Interface dataset entries

□ □ □ □ □ □ □

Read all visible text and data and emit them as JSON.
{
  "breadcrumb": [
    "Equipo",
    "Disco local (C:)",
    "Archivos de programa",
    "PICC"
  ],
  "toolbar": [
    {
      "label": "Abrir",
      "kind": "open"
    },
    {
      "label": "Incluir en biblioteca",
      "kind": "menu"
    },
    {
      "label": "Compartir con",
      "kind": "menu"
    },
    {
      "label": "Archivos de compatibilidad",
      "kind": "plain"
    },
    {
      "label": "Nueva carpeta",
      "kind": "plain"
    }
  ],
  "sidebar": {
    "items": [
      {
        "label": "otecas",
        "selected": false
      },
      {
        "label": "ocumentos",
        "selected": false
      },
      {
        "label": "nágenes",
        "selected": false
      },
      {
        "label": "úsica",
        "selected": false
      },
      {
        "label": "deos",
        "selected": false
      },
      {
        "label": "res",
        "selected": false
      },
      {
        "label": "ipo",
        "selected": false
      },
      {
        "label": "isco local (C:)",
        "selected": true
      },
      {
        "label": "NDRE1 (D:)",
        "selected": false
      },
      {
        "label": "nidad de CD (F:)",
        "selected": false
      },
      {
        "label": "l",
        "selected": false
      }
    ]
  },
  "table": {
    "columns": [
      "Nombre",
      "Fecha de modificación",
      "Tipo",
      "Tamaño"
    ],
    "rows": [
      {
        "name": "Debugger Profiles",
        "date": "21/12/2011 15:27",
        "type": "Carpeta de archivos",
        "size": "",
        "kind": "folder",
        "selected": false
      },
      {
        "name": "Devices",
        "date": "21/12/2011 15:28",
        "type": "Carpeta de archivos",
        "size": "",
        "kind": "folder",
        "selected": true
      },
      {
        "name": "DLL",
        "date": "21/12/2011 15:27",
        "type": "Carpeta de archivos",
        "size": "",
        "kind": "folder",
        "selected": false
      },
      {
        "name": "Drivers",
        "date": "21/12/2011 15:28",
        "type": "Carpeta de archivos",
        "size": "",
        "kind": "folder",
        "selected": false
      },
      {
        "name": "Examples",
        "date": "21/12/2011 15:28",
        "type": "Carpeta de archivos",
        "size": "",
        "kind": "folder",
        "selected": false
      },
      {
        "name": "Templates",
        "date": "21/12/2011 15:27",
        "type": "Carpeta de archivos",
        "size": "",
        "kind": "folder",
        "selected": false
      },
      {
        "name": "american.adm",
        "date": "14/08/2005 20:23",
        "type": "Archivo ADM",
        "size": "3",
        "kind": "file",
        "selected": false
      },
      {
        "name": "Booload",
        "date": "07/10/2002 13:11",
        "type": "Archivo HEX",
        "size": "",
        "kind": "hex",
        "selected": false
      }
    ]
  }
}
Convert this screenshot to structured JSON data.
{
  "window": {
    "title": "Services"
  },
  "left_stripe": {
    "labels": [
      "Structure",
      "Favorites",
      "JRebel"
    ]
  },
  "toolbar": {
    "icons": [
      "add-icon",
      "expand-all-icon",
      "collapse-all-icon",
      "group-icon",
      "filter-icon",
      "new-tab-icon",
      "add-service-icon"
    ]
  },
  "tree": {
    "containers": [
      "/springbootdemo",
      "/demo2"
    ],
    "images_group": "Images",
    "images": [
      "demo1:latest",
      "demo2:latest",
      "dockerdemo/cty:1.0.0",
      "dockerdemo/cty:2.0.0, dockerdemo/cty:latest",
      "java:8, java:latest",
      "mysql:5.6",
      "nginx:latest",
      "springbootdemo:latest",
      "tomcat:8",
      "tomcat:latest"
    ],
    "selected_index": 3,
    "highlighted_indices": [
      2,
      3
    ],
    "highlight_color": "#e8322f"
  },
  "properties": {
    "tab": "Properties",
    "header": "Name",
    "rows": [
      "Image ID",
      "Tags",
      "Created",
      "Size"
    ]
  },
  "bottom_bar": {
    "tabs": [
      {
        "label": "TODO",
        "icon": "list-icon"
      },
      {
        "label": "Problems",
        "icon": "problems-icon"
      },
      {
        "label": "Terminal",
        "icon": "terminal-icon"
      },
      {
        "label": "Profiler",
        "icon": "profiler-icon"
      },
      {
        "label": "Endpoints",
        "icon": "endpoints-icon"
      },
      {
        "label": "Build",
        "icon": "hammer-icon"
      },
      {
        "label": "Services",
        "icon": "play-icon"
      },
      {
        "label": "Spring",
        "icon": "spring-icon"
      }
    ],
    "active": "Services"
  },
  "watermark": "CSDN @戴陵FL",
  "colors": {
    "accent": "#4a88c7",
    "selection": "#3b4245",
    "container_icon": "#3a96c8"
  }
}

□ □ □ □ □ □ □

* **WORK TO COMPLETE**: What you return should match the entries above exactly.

* **WRITTEN RESPONSE**:
Read all visible text and data and emit them as JSON.
{
  "breadcrumb": [
    "Equipo",
    "Disco local (C:)",
    "Archivos de programa",
    "PICC"
  ],
  "toolbar": [
    {
      "label": "Abrir",
      "kind": "open"
    },
    {
      "label": "Incluir en biblioteca",
      "kind": "menu"
    },
    {
      "label": "Compartir con",
      "kind": "menu"
    },
    {
      "label": "Archivos de compatibilidad",
      "kind": "plain"
    },
    {
      "label": "Nueva carpeta",
      "kind": "plain"
    }
  ],
  "sidebar": {
    "items": [
      {
        "label": "otecas",
        "selected": false
      },
      {
        "label": "ocumentos",
        "selected": false
      },
      {
        "label": "nágenes",
        "selected": false
      },
      {
        "label": "úsica",
        "selected": false
      },
      {
        "label": "deos",
        "selected": false
      },
      {
        "label": "res",
        "selected": false
      },
      {
        "label": "ipo",
        "selected": false
      },
      {
        "label": "isco local (C:)",
        "selected": true
      },
      {
        "label": "NDRE1 (D:)",
        "selected": false
      },
      {
        "label": "nidad de CD (F:)",
        "selected": false
      },
      {
        "label": "l",
        "selected": false
      }
    ]
  },
  "table": {
    "columns": [
      "Nombre",
      "Fecha de modificación",
      "Tipo",
      "Tamaño"
    ],
    "rows": [
      {
        "name": "Debugger Profiles",
        "date": "21/12/2011 15:27",
        "type": "Carpeta de archivos",
        "size": "",
        "kind": "folder",
        "selected": false
      },
      {
        "name": "Devices",
        "date": "21/12/2011 15:28",
        "type": "Carpeta de archivos",
        "size": "",
        "kind": "folder",
        "selected": true
      },
      {
        "name": "DLL",
        "date": "21/12/2011 15:27",
        "type": "Carpeta de archivos",
        "size": "",
        "kind": "folder",
        "selected": false
      },
      {
        "name": "Drivers",
        "date": "21/12/2011 15:28",
        "type": "Carpeta de archivos",
        "size": "",
        "kind": "folder",
        "selected": false
      },
      {
        "name": "Examples",
        "date": "21/12/2011 15:28",
        "type": "Carpeta de archivos",
        "size": "",
        "kind": "folder",
        "selected": false
      },
      {
        "name": "Templates",
        "date": "21/12/2011 15:27",
        "type": "Carpeta de archivos",
        "size": "",
        "kind": "folder",
        "selected": false
      },
      {
        "name": "american.adm",
        "date": "14/08/2005 20:23",
        "type": "Archivo ADM",
        "size": "3",
        "kind": "file",
        "selected": false
      },
      {
        "name": "Booload",
        "date": "07/10/2002 13:11",
        "type": "Archivo HEX",
        "size": "",
        "kind": "hex",
        "selected": false
      }
    ]
  }
}
Convert this screenshot to structured JSON data.
{
  "window": {
    "title": "Services"
  },
  "left_stripe": {
    "labels": [
      "Structure",
      "Favorites",
      "JRebel"
    ]
  },
  "toolbar": {
    "icons": [
      "add-icon",
      "expand-all-icon",
      "collapse-all-icon",
      "group-icon",
      "filter-icon",
      "new-tab-icon",
      "add-service-icon"
    ]
  },
  "tree": {
    "containers": [
      "/springbootdemo",
      "/demo2"
    ],
    "images_group": "Images",
    "images": [
      "demo1:latest",
      "demo2:latest",
      "dockerdemo/cty:1.0.0",
      "dockerdemo/cty:2.0.0, dockerdemo/cty:latest",
      "java:8, java:latest",
      "mysql:5.6",
      "nginx:latest",
      "springbootdemo:latest",
      "tomcat:8",
      "tomcat:latest"
    ],
    "selected_index": 3,
    "highlighted_indices": [
      2,
      3
    ],
    "highlight_color": "#e8322f"
  },
  "properties": {
    "tab": "Properties",
    "header": "Name",
    "rows": [
      "Image ID",
      "Tags",
      "Created",
      "Size"
    ]
  },
  "bottom_bar": {
    "tabs": [
      {
        "label": "TODO",
        "icon": "list-icon"
      },
      {
        "label": "Problems",
        "icon": "problems-icon"
      },
      {
        "label": "Terminal",
        "icon": "terminal-icon"
      },
      {
        "label": "Profiler",
        "icon": "profiler-icon"
      },
      {
        "label": "Endpoints",
        "icon": "endpoints-icon"
      },
      {
        "label": "Build",
        "icon": "hammer-icon"
      },
      {
        "label": "Services",
        "icon": "play-icon"
      },
      {
        "label": "Spring",
        "icon": "spring-icon"
      }
    ],
    "active": "Services"
  },
  "watermark": "CSDN @戴陵FL",
  "colors": {
    "accent": "#4a88c7",
    "selection": "#3b4245",
    "container_icon": "#3a96c8"
  }
}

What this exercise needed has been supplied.